Ann Suchyna, president of Amherst Families for Smart Development, said the group will appeal to federal environmental officials to prevent a planned office building development at 2190 and 2220 Wehrle Drive.
Residents met Monday night after the Town Board voted, 4-3, to seek a waiver from regional Environmental Protection Agency officials for the wetlands development.
"This is not the end of it. . . . We're going to be contacting the EPA and expressing our concerns about what happened last night, and we will be forwarding more information to support our position," Suchyna said.
"This is the only remaining (wetland), and the Town Board doesn't care. It's passing the buck on to the EPA. That's the perception of the residents," she said.
Suchyna also says area residents are aware that Town Board members are up for re-election this year, adding, "We will remember."
At issue is a 1983 contract between the EPA and the town that led to installation of the Youngs Road sewer line. In order to obtain $5 million in federal funding for the sewer, town officials agreed to a 50-year moratorium that prevents developers of wetlands in the area from tapping into the sewer pipe.
However, critics say town officials have been lax in enforcing the moratorium, allowing several builders to develop the wetlands without seeking tap-in waivers from the EPA.
For several years, Buffalo developer Niskayuna Square has been seeking permission to develop office buildings on the Wehrle Drive property, according to Wayne Eisenbaum, president of the company.
"We're very happy. This is another step in the process," Eisenbaum said following the board's vote.
Board Member Bob Brewer, who offered the motion calling upon the town to ask for the EPA waiver, said he and other board members were not qualified to judge the complicated issues involved in the wetlands development plan.
Also voting for the waiver were board members Michael G. McGuire, Richard A. Wojtowicz and Jane S. Woodward.
However, Suchyna and other residents, who discovered the moratorium in town records argue that Amherst should refuse to seek a waiver allowing development in the only remaining wetlands.
"Basically they're asking for a waiver for the last wetland to be destroyed so that all of the original 44 acres of wetlands that were protected under the EPA contract will be gone," Suchyna said.

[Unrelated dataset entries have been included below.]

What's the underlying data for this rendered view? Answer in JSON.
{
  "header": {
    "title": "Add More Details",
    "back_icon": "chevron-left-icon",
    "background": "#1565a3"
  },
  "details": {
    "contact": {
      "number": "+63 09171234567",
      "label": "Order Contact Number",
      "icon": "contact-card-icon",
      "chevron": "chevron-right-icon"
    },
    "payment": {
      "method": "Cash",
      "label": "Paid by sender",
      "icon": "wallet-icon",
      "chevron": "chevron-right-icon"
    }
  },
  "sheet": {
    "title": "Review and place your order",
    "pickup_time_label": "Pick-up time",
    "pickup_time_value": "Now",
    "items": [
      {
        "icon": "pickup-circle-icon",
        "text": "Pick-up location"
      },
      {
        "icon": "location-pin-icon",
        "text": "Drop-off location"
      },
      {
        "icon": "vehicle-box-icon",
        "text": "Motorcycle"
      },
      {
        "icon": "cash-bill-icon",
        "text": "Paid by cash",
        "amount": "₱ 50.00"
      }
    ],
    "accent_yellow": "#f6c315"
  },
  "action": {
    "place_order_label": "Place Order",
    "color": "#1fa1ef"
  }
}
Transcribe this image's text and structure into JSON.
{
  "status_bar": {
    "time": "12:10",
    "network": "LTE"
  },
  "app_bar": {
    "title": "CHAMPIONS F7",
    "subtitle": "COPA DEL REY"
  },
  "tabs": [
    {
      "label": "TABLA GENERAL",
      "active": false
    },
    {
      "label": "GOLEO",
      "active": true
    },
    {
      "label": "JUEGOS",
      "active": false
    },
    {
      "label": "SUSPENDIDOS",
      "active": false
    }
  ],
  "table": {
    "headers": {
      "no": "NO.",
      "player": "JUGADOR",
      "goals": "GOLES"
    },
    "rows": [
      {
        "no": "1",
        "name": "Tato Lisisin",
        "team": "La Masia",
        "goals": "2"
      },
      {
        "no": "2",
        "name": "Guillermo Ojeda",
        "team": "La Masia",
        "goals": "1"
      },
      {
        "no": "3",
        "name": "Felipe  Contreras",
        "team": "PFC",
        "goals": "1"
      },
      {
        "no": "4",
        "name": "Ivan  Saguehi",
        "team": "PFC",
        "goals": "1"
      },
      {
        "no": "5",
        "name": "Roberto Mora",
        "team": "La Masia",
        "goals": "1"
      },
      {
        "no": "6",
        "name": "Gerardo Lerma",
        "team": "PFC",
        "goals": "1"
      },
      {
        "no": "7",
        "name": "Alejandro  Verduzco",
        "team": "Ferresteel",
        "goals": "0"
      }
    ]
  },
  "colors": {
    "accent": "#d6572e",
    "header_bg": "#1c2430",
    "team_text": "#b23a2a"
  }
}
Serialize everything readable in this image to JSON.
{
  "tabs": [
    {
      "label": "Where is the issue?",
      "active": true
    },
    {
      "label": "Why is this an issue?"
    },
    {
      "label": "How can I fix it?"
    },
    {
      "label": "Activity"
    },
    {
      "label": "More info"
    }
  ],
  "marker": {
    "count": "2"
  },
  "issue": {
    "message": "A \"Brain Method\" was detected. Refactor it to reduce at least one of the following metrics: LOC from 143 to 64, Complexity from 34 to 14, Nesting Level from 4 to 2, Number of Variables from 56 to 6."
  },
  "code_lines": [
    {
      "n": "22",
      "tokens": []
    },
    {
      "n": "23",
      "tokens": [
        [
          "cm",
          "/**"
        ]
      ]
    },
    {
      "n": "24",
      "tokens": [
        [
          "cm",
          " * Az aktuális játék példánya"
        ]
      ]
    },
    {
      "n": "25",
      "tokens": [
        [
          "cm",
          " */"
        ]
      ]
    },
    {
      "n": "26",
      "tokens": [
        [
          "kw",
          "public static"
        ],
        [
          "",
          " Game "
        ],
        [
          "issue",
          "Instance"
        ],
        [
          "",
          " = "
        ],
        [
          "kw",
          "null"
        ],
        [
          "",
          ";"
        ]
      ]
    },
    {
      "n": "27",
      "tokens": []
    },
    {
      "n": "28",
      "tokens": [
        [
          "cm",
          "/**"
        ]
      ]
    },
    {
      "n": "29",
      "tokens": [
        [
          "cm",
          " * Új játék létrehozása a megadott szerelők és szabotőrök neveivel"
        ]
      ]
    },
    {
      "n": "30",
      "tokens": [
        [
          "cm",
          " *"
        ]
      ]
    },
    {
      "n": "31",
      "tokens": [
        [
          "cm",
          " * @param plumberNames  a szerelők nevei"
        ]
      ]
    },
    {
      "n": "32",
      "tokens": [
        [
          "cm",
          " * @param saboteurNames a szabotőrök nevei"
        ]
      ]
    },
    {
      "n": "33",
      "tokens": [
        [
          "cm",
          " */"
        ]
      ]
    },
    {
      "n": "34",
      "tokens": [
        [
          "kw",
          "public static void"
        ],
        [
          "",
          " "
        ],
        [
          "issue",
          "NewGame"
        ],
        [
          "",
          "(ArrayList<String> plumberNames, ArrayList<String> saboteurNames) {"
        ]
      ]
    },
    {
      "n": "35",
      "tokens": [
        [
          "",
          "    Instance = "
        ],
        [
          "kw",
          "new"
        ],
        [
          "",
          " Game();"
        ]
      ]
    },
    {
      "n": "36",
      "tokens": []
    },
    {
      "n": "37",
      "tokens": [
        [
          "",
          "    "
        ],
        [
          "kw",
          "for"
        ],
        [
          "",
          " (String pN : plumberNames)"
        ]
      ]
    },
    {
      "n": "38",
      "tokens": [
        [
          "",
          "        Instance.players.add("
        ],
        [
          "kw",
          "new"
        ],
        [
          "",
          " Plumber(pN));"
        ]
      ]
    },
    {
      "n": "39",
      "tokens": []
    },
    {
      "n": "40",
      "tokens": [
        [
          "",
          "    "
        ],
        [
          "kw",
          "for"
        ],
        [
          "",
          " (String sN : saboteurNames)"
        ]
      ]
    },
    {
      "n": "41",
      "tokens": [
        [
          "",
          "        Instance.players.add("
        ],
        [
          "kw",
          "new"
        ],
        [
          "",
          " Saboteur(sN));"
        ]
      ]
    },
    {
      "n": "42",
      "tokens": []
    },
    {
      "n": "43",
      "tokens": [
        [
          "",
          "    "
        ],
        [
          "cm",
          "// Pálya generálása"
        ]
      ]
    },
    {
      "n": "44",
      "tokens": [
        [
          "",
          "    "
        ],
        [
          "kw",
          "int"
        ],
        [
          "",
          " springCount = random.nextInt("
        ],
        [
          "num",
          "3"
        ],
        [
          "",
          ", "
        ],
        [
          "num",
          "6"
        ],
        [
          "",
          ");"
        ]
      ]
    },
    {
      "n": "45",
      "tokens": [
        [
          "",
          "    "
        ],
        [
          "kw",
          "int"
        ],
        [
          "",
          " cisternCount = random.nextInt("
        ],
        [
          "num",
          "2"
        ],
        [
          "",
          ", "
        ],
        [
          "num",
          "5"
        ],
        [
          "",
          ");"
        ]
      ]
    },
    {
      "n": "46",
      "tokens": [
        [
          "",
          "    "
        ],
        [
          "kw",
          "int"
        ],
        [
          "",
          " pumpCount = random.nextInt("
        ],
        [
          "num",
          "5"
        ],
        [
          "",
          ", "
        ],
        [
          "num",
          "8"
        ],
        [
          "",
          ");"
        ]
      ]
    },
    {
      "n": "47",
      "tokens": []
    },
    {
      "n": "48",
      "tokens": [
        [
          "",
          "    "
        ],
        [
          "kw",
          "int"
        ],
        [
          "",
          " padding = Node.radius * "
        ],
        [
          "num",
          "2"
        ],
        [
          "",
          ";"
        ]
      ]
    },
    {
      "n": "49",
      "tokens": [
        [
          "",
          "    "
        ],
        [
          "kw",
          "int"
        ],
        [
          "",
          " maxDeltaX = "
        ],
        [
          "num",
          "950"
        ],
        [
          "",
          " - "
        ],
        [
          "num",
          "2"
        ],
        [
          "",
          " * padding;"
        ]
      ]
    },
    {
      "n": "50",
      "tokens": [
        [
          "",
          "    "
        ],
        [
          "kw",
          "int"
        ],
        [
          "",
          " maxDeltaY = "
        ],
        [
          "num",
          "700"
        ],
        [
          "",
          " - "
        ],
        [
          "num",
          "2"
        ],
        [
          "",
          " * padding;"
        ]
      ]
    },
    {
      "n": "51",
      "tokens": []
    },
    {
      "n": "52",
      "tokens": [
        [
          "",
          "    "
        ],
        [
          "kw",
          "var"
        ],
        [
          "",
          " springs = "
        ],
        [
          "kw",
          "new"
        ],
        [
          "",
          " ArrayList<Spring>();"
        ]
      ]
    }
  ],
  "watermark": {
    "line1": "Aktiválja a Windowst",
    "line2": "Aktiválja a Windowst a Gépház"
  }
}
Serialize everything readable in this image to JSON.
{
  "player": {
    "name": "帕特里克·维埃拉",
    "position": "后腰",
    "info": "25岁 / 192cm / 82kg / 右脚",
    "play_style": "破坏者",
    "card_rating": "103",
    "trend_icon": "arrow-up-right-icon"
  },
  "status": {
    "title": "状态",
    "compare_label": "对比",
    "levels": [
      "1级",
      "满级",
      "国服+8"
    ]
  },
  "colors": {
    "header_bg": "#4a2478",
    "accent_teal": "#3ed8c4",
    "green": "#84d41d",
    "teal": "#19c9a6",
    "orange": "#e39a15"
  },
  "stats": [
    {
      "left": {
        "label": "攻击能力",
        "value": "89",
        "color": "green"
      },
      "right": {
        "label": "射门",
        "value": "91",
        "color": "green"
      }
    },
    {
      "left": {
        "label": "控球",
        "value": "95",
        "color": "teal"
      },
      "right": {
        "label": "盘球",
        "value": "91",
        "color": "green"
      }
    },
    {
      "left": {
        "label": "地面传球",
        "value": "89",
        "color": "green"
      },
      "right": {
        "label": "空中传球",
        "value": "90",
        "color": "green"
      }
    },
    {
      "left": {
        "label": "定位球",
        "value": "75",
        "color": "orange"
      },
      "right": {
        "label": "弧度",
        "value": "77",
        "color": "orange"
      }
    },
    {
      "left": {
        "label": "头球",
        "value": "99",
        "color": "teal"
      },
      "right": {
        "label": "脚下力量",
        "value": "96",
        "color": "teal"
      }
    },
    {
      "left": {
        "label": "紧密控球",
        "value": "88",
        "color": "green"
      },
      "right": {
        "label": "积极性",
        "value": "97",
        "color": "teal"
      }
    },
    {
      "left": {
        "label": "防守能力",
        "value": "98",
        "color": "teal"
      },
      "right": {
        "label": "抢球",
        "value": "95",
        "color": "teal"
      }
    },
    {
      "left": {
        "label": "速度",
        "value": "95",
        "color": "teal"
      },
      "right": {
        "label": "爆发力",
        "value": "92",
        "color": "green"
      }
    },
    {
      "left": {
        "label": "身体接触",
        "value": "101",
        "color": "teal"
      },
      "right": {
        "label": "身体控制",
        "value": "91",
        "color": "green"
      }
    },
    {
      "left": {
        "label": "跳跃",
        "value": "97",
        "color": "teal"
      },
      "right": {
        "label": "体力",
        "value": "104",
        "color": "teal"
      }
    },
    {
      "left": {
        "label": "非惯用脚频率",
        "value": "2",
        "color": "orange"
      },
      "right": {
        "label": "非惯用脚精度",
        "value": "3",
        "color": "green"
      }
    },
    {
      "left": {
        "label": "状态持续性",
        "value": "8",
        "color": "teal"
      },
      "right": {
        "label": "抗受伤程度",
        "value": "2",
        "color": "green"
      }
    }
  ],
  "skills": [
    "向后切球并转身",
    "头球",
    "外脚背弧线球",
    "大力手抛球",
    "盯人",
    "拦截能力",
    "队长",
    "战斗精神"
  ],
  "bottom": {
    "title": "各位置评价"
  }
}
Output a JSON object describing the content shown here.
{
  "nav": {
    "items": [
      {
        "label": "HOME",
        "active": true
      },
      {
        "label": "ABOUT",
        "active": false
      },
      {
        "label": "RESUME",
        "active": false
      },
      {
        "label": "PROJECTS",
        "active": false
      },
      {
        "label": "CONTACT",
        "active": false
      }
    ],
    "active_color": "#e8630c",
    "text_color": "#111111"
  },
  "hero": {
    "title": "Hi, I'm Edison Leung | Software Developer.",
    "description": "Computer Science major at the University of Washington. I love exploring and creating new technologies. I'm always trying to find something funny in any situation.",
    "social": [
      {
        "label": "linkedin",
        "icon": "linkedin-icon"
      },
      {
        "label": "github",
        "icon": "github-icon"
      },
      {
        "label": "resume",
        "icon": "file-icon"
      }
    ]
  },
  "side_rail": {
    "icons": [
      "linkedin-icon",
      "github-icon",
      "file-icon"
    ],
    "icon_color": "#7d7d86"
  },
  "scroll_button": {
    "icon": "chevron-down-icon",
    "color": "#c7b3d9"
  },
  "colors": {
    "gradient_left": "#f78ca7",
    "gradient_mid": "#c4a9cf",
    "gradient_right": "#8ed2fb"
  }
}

"I guess we can put 'protected' in quotes, because (town officials) didn't do a good job," she added.